|International Classification||E21B43/10, E21B41/00, E21B7/20, E21B43/30|
|Cooperative Classification||E21B43/10, E21B43/305|
|European Classification||E21B43/10, E21B43/30B|
|Dec 6, 2002||AS||Assignment|
Owner name: EXXONMOBIL UPSTREAM RESEARCH COMPANY, TEXAS
Free format text: ASSIGNMENT OF ASSIGNORS INTEREST;ASSIGNORS:DAWSON, CHARLES R.;BIEGLER, MARK W.;REEL/FRAME:013572/0717
Effective date: 20021206
|Mar 20, 2007||FPAY||Fee payment|
Year of fee payment: 4

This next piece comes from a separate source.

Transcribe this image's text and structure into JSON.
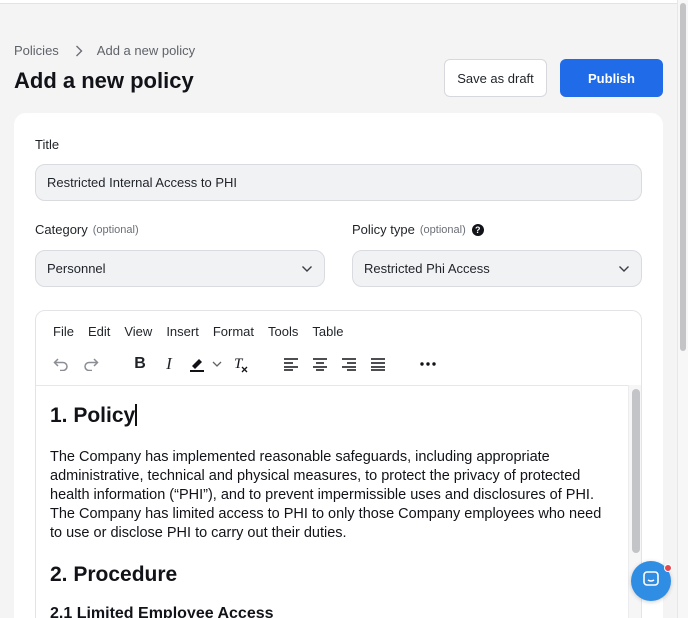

|May 30, 2011||REMI||Maintenance fee reminder mailed|
|Oct 21, 2011||LAPS||Lapse for failure to pay maintenance fees|
|Dec 13, 2011||FP||Expired due to failure to pay maintenance fee|
Effective date: 20111021